In a standard raised floor cable setup. Horizontal and vertical bars are placed on the actual floor which creates a raised grid like structure. Inside this grid, flat panels are fixed and under this raised surface, all tupe of cabling is laid out. In some cases the chilled air is also pumped through this false flooring.

Raised floors is a good in terms of aesthetics as long as the complete cabling goes beneath the false raised floor and reaches the servers through the bottom cable sockets of Racks. So, it is mostly invisible from outside making the place look cleaner and neat. The other benefits of Raised Floor cabling are heat management and easy access to the hidden cables.

Cables in a raised floor setup should be run through the raceways ( cabling channels ). This helps protect them from interferences caused by power cables, security devices and fire suppression systems which are also generally laid down in the same raised floor area. Raceways also help in the distribution of cool air.

Almost all type of cabling such as structured network cabling, electrical cables, KVM wires and if required telephone wires, all go through this grid and pass through the bottom of each rack location power receptacles. Then these wires are passed into and connected through the Rack patch panels. The child air is pumped to the room through the placement of solid and perforated floor tiles.
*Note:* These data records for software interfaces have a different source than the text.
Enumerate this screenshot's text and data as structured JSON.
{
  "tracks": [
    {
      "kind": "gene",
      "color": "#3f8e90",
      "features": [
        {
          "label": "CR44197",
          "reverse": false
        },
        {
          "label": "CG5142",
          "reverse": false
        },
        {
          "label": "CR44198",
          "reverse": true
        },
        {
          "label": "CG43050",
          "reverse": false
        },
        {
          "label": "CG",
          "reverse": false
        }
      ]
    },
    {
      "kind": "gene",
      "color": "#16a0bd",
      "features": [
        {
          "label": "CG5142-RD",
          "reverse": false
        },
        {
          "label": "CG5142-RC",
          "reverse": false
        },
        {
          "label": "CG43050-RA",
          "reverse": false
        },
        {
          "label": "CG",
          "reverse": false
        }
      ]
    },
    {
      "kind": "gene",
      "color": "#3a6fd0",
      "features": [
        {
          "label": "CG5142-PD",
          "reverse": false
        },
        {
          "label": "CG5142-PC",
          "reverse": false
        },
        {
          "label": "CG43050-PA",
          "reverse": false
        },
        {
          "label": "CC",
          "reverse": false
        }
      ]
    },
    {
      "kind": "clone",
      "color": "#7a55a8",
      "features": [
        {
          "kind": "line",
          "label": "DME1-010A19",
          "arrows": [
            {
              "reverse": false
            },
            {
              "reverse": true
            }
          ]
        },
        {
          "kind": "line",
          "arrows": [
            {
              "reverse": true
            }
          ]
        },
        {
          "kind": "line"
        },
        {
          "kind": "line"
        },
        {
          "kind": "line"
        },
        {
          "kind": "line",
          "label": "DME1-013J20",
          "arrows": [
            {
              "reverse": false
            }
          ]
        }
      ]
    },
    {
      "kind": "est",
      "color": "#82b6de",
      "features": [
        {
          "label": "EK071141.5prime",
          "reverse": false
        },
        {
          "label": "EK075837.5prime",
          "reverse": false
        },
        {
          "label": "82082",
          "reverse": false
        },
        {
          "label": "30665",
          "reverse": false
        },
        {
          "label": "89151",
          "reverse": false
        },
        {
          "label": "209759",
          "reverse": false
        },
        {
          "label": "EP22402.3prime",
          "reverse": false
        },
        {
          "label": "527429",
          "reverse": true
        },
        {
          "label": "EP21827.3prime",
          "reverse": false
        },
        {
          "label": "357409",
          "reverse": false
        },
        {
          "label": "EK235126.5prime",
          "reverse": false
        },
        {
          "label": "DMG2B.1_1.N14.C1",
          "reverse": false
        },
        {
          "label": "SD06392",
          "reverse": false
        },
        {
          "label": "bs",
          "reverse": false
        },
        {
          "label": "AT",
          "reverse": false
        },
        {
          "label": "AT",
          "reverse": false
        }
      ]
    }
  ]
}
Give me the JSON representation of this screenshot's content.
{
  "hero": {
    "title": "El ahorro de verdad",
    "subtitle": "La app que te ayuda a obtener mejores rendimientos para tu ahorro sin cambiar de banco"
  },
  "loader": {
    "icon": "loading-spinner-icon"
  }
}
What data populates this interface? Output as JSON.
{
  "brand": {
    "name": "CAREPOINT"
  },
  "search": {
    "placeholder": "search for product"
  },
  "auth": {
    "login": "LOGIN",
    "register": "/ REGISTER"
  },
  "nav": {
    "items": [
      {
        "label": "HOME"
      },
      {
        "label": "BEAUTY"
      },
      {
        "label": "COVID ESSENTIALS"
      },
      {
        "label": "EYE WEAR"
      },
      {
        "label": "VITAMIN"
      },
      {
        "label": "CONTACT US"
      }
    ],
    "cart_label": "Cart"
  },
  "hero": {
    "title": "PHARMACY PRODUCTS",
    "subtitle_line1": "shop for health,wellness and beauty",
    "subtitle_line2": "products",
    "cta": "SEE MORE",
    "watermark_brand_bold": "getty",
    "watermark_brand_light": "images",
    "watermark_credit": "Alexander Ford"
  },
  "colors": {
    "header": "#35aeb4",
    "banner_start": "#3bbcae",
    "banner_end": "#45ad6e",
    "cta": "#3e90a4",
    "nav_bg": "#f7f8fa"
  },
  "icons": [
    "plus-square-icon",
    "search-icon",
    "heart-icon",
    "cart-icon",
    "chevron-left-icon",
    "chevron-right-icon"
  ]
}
And as discussed earlier using a raised floor setup one can make most of the patch cords and pathways invisible by keeping them away from the sight. This not only enhances the aesthetic value of the room but also makes the devices less prone to damage or getting manhandled.

But, one problem which we face most often with false flooring deployments is that, if your datacenter is scaling up rapidly and you have not planned the growth properly while deploying the datacenter, then there is a chance of the false flooring not taking the load of the equipments. But with a bit of planning such kind of issues can be tackled easily.

1 COMMENT

LEAVE A REPLY